Four of the eight bullets were left in him: Two near his aorta and two in his spine. He was released April 30, 1999. He was later re-admitted to Littleton Adventist for treatment of a staph infection in the wounds in his lungs. Was in and out of the hospital three times.
In 2006 Mark published his own book about his experiences of April 20, 1999: I Asked, God Answered- A Columbine Miracle.
In 2007 Mark was interviewed by ABC after Seung-Hui Cho shot up Virginia Tech. Mark and his mother Donna Taylor were in Des Monies, Iowa, at the time, studying possible links between antidepressants and school shootings along with Dr. Ann Tracy, executive director of the International Coalition for Drug Awareness. Mark told the network that the college shooting brough back memories of his experiences. He said he wanted to educate the public on the dangers of using antidepressants as he believed their use played a factor in the shootings at Columbine and Virginia Tech.

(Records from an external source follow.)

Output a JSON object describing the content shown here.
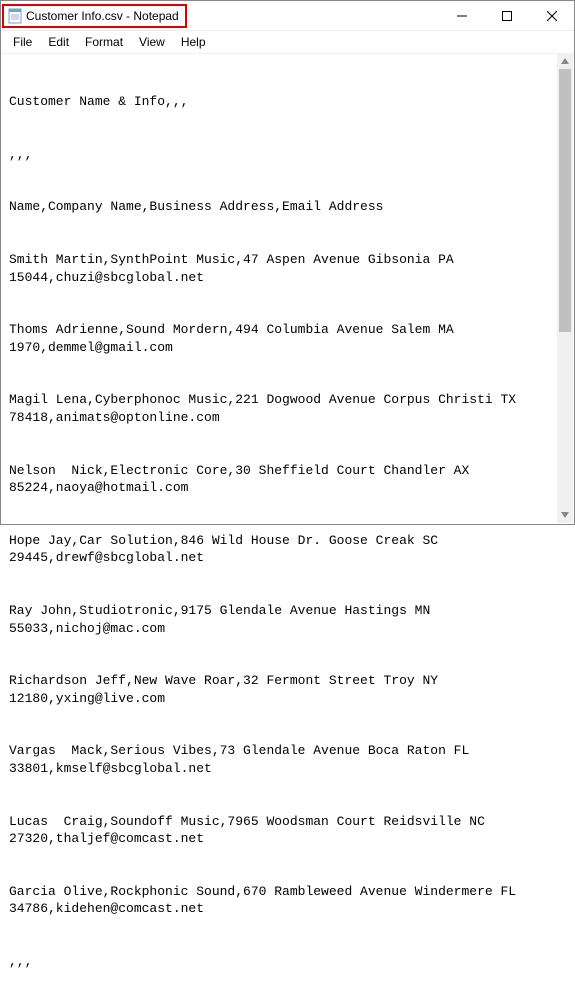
{
  "window": {
    "title": "Customer Info.csv - Notepad"
  },
  "menu": {
    "file": "File",
    "edit": "Edit",
    "format": "Format",
    "view": "View",
    "help": "Help"
  },
  "lines": [
    "Customer Name & Info,,,",
    ",,,",
    "Name,Company Name,Business Address,Email Address",
    "Smith Martin,SynthPoint Music,47 Aspen Avenue Gibsonia PA 15044,chuzi@sbcglobal.net",
    "Thoms Adrienne,Sound Mordern,494 Columbia Avenue Salem MA 1970,demmel@gmail.com",
    "Magil Lena,Cyberphonoc Music,221 Dogwood Avenue Corpus Christi TX 78418,animats@optonline.com",
    "Nelson  Nick,Electronic Core,30 Sheffield Court Chandler AX 85224,naoya@hotmail.com",
    "Hope Jay,Car Solution,846 Wild House Dr. Goose Creak SC 29445,drewf@sbcglobal.net",
    "Ray John,Studiotronic,9175 Glendale Avenue Hastings MN 55033,nichoj@mac.com",
    "Richardson Jeff,New Wave Roar,32 Fermont Street Troy NY 12180,yxing@live.com",
    "Vargas  Mack,Serious Vibes,73 Glendale Avenue Boca Raton FL 33801,kmself@sbcglobal.net",
    "Lucas  Craig,Soundoff Music,7965 Woodsman Court Reidsville NC 27320,thaljef@comcast.net",
    "Garcia Olive,Rockphonic Sound,670 Rambleweed Avenue Windermere FL 34786,kidehen@comcast.net",
    ",,,"
  ]
}
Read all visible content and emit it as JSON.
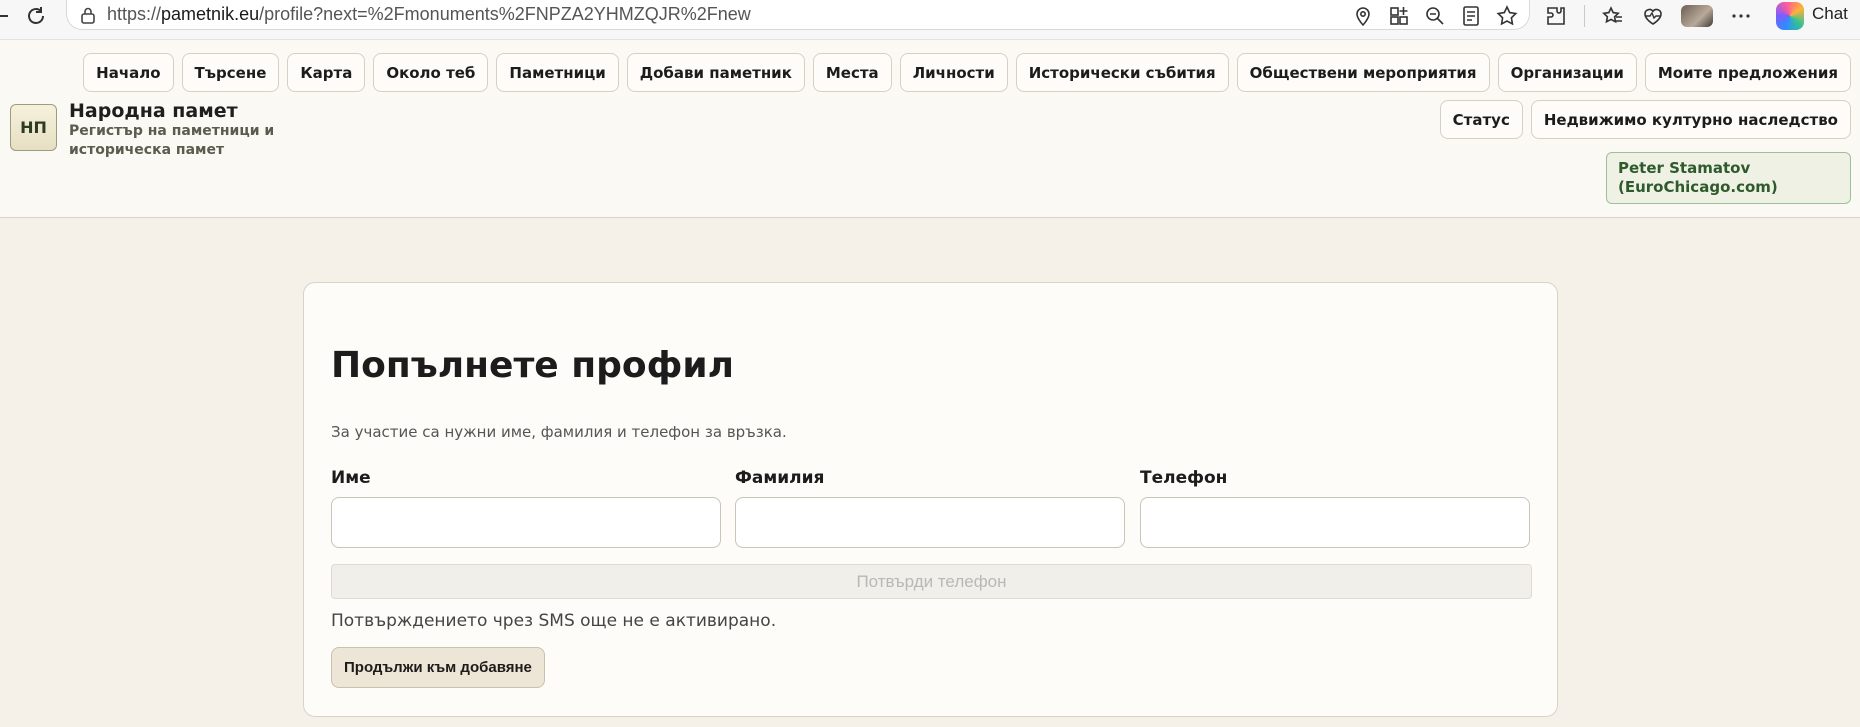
{
  "browser": {
    "url_prefix": "https://",
    "url_domain": "pametnik.eu",
    "url_path": "/profile?next=%2Fmonuments%2FNPZA2YHMZQJR%2Fnew",
    "chat_label": "Chat"
  },
  "site": {
    "logo_text": "НП",
    "title": "Народна памет",
    "subtitle": "Регистър на паметници и историческа памет"
  },
  "nav": {
    "row1": [
      "Начало",
      "Търсене",
      "Карта",
      "Около теб",
      "Паметници",
      "Добави паметник",
      "Места",
      "Личности",
      "Исторически събития",
      "Обществени мероприятия",
      "Организации",
      "Моите предложения"
    ],
    "row2": [
      "Статус",
      "Недвижимо културно наследство"
    ]
  },
  "user": {
    "name": "Peter Stamatov (EuroChicago.com)"
  },
  "form": {
    "title": "Попълнете профил",
    "description": "За участие са нужни име, фамилия и телефон за връзка.",
    "first_name_label": "Име",
    "last_name_label": "Фамилия",
    "phone_label": "Телефон",
    "first_name_value": "",
    "last_name_value": "",
    "phone_value": "",
    "verify_button": "Потвърди телефон",
    "sms_note": "Потвърждението чрез SMS още не е активирано.",
    "continue_button": "Продължи към добавяне"
  }
}
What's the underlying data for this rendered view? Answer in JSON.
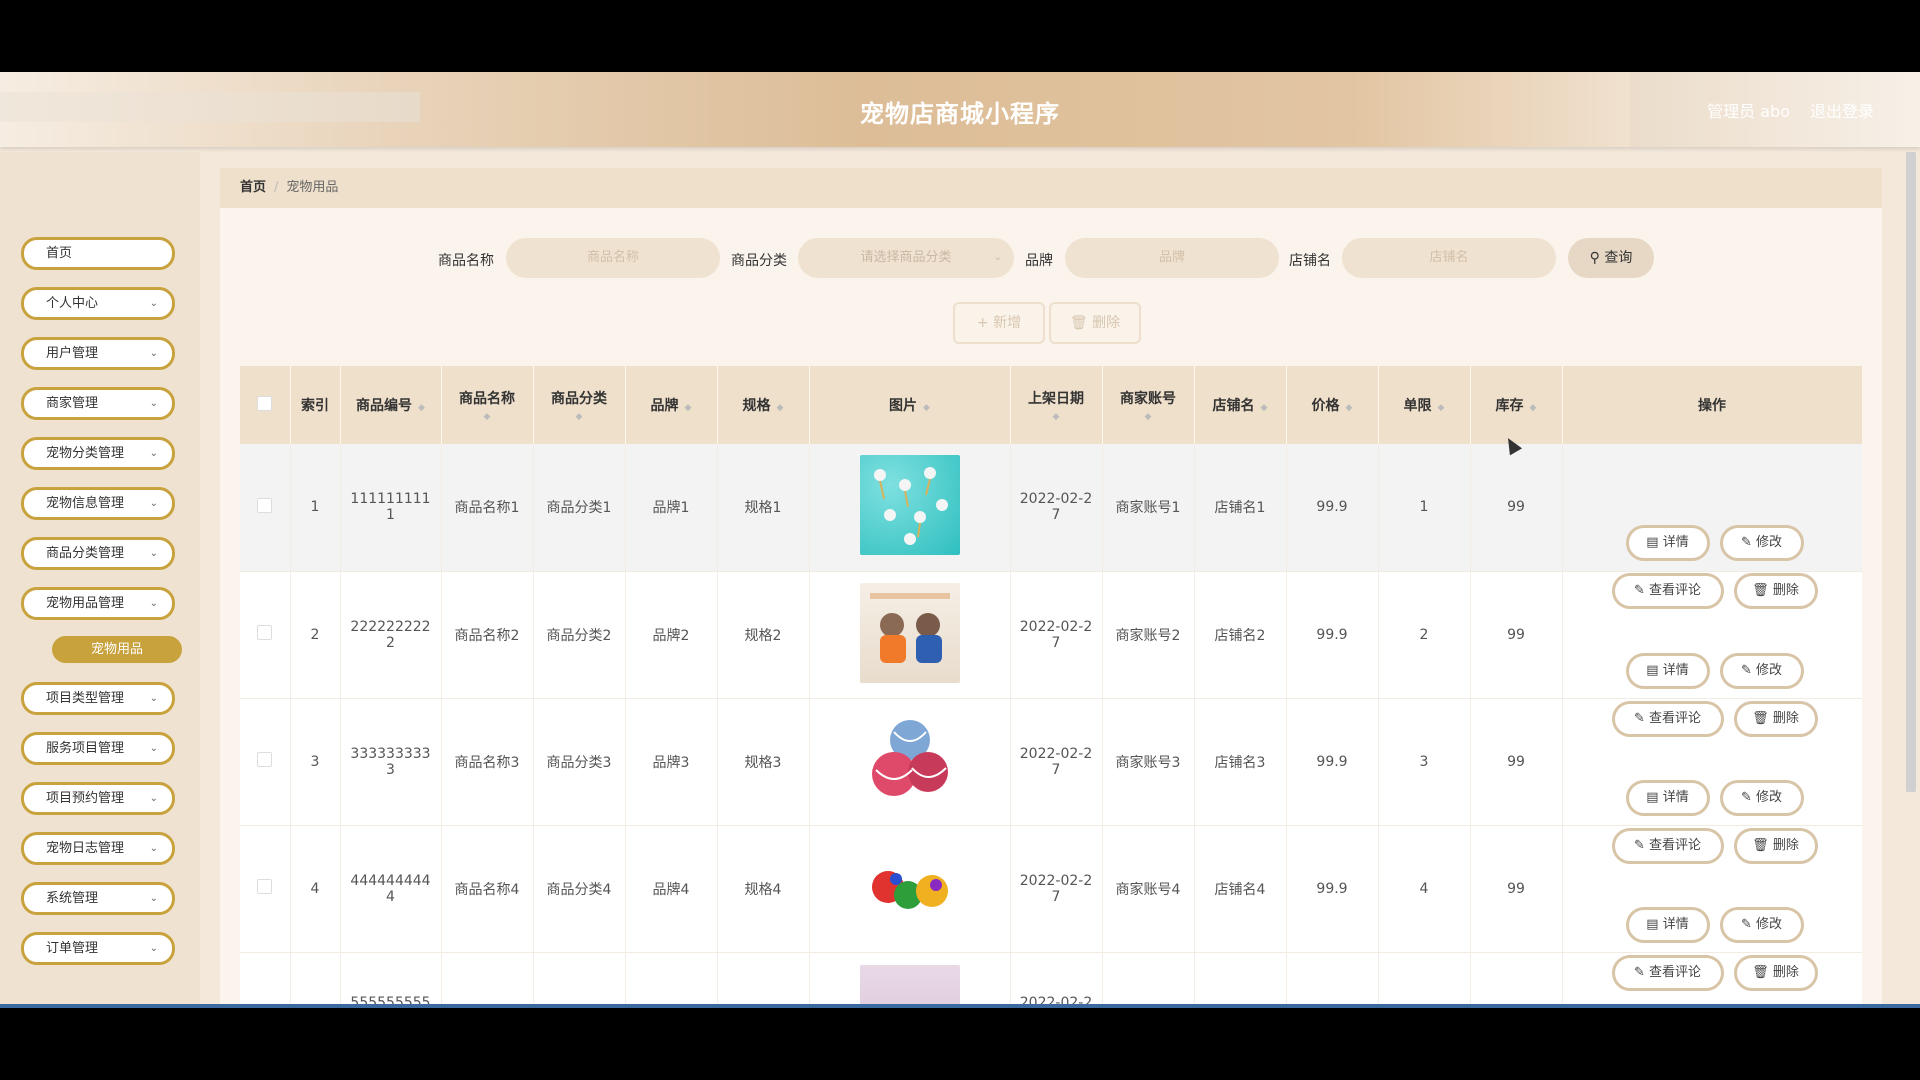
{
  "header": {
    "title": "宠物店商城小程序",
    "user": "管理员 abo",
    "logout": "退出登录"
  },
  "sidebar": {
    "items": [
      {
        "label": "首页",
        "expandable": false
      },
      {
        "label": "个人中心",
        "expandable": true
      },
      {
        "label": "用户管理",
        "expandable": true
      },
      {
        "label": "商家管理",
        "expandable": true
      },
      {
        "label": "宠物分类管理",
        "expandable": true
      },
      {
        "label": "宠物信息管理",
        "expandable": true
      },
      {
        "label": "商品分类管理",
        "expandable": true
      },
      {
        "label": "宠物用品管理",
        "expandable": true
      },
      {
        "label": "宠物用品",
        "sub": true
      },
      {
        "label": "项目类型管理",
        "expandable": true
      },
      {
        "label": "服务项目管理",
        "expandable": true
      },
      {
        "label": "项目预约管理",
        "expandable": true
      },
      {
        "label": "宠物日志管理",
        "expandable": true
      },
      {
        "label": "系统管理",
        "expandable": true
      },
      {
        "label": "订单管理",
        "expandable": true
      }
    ]
  },
  "breadcrumb": {
    "home": "首页",
    "current": "宠物用品"
  },
  "search": {
    "name_label": "商品名称",
    "name_placeholder": "商品名称",
    "category_label": "商品分类",
    "category_placeholder": "请选择商品分类",
    "brand_label": "品牌",
    "brand_placeholder": "品牌",
    "shop_label": "店铺名",
    "shop_placeholder": "店铺名",
    "query_button": "查询"
  },
  "actions": {
    "add": "新增",
    "delete": "删除"
  },
  "table": {
    "headers": [
      "索引",
      "商品编号",
      "商品名称",
      "商品分类",
      "品牌",
      "规格",
      "图片",
      "上架日期",
      "商家账号",
      "店铺名",
      "价格",
      "单限",
      "库存",
      "操作"
    ],
    "ops": {
      "detail": "详情",
      "edit": "修改",
      "comment": "查看评论",
      "delete": "删除"
    },
    "rows": [
      {
        "index": "1",
        "code_a": "111111111",
        "code_b": "1",
        "name": "商品名称1",
        "category": "商品分类1",
        "brand": "品牌1",
        "spec": "规格1",
        "date_a": "2022-02-2",
        "date_b": "7",
        "merchant": "商家账号1",
        "shop": "店铺名1",
        "price": "99.9",
        "limit": "1",
        "stock": "99"
      },
      {
        "index": "2",
        "code_a": "222222222",
        "code_b": "2",
        "name": "商品名称2",
        "category": "商品分类2",
        "brand": "品牌2",
        "spec": "规格2",
        "date_a": "2022-02-2",
        "date_b": "7",
        "merchant": "商家账号2",
        "shop": "店铺名2",
        "price": "99.9",
        "limit": "2",
        "stock": "99"
      },
      {
        "index": "3",
        "code_a": "333333333",
        "code_b": "3",
        "name": "商品名称3",
        "category": "商品分类3",
        "brand": "品牌3",
        "spec": "规格3",
        "date_a": "2022-02-2",
        "date_b": "7",
        "merchant": "商家账号3",
        "shop": "店铺名3",
        "price": "99.9",
        "limit": "3",
        "stock": "99"
      },
      {
        "index": "4",
        "code_a": "444444444",
        "code_b": "4",
        "name": "商品名称4",
        "category": "商品分类4",
        "brand": "品牌4",
        "spec": "规格4",
        "date_a": "2022-02-2",
        "date_b": "7",
        "merchant": "商家账号4",
        "shop": "店铺名4",
        "price": "99.9",
        "limit": "4",
        "stock": "99"
      },
      {
        "index": "",
        "code_a": "555555555",
        "code_b": "",
        "name": "",
        "category": "",
        "brand": "",
        "spec": "",
        "date_a": "2022-02-2",
        "date_b": "",
        "merchant": "",
        "shop": "",
        "price": "",
        "limit": "",
        "stock": ""
      }
    ]
  },
  "colors": {
    "accent": "#c8a23d",
    "header_bg": "#efe0cc",
    "sidebar_bg": "#efe2d0"
  }
}
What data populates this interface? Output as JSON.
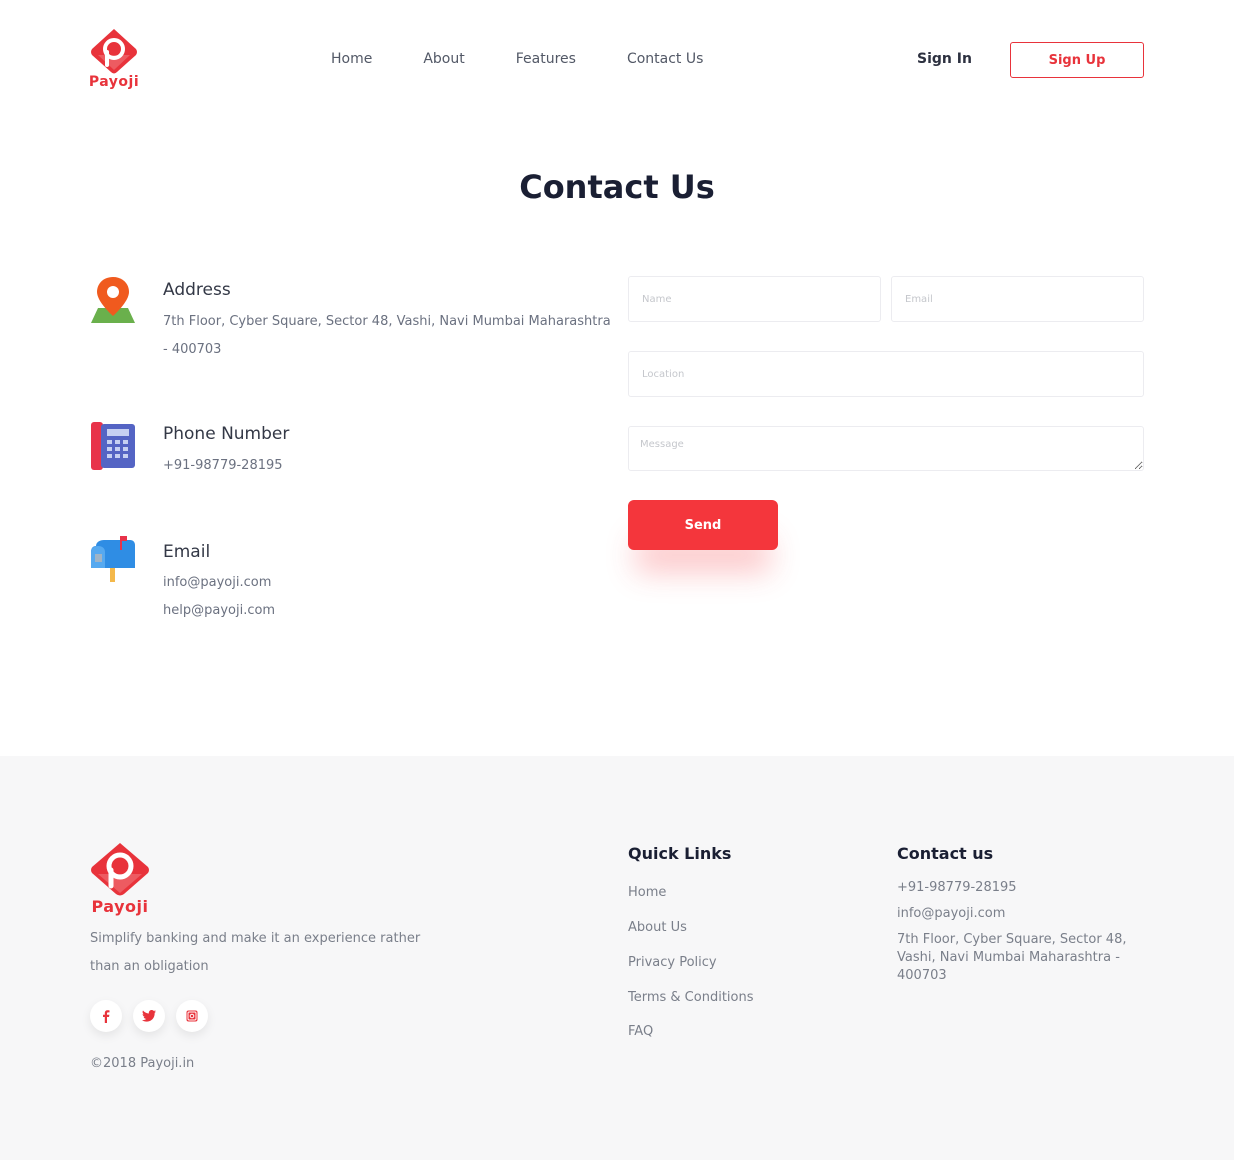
{
  "brand": {
    "name": "Payoji",
    "color": "#e8333b"
  },
  "nav": {
    "items": [
      "Home",
      "About",
      "Features",
      "Contact Us"
    ],
    "sign_in": "Sign In",
    "sign_up": "Sign Up"
  },
  "page": {
    "title": "Contact Us"
  },
  "contact_info": {
    "address": {
      "title": "Address",
      "line1": "7th Floor, Cyber Square, Sector 48, Vashi, Navi Mumbai Maharashtra",
      "line2": "- 400703",
      "icon": "map-pin-icon"
    },
    "phone": {
      "title": "Phone Number",
      "value": "+91-98779-28195",
      "icon": "telephone-icon"
    },
    "email": {
      "title": "Email",
      "value1": "info@payoji.com",
      "value2": "help@payoji.com",
      "icon": "mailbox-icon"
    }
  },
  "form": {
    "name_placeholder": "Name",
    "email_placeholder": "Email",
    "location_placeholder": "Location",
    "message_placeholder": "Message",
    "send_label": "Send",
    "accent": "#f4363c"
  },
  "footer": {
    "brand": "Payoji",
    "tagline": "Simplify banking and make it an experience rather than an obligation",
    "social": [
      "facebook-icon",
      "twitter-icon",
      "instagram-icon"
    ],
    "copyright": "©2018 Payoji.in",
    "quick_links": {
      "title": "Quick Links",
      "items": [
        "Home",
        "About Us",
        "Privacy Policy",
        "Terms & Conditions",
        "FAQ"
      ]
    },
    "contact": {
      "title": "Contact us",
      "phone": "+91-98779-28195",
      "email": "info@payoji.com",
      "address": "7th Floor, Cyber Square, Sector 48, Vashi, Navi Mumbai Maharashtra - 400703"
    }
  }
}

In 2008, Mark was put into The Lighthouse inpatient unit of Aspen Pointe in Colorado Springs after an alleged meltdown at a book store. Rumor has it that a bomb threat was called in and fingers pointed at him but this is unsubstantiated internet suppostion. The actual reason behind his detention still remains unclear but what is clear is this: When he was released, Mark Taylor was not the same person. Forced onto mood altering drugs over two consecutive stays in the ward (including Paxil, Lexapro, and Haldol), he could not even form coherent answers when he was interviewed in 2009. He couldn't even answer something as basic as where he had been living since his release.
See the startling video of Mark and his mother Donna in their 2009 interview.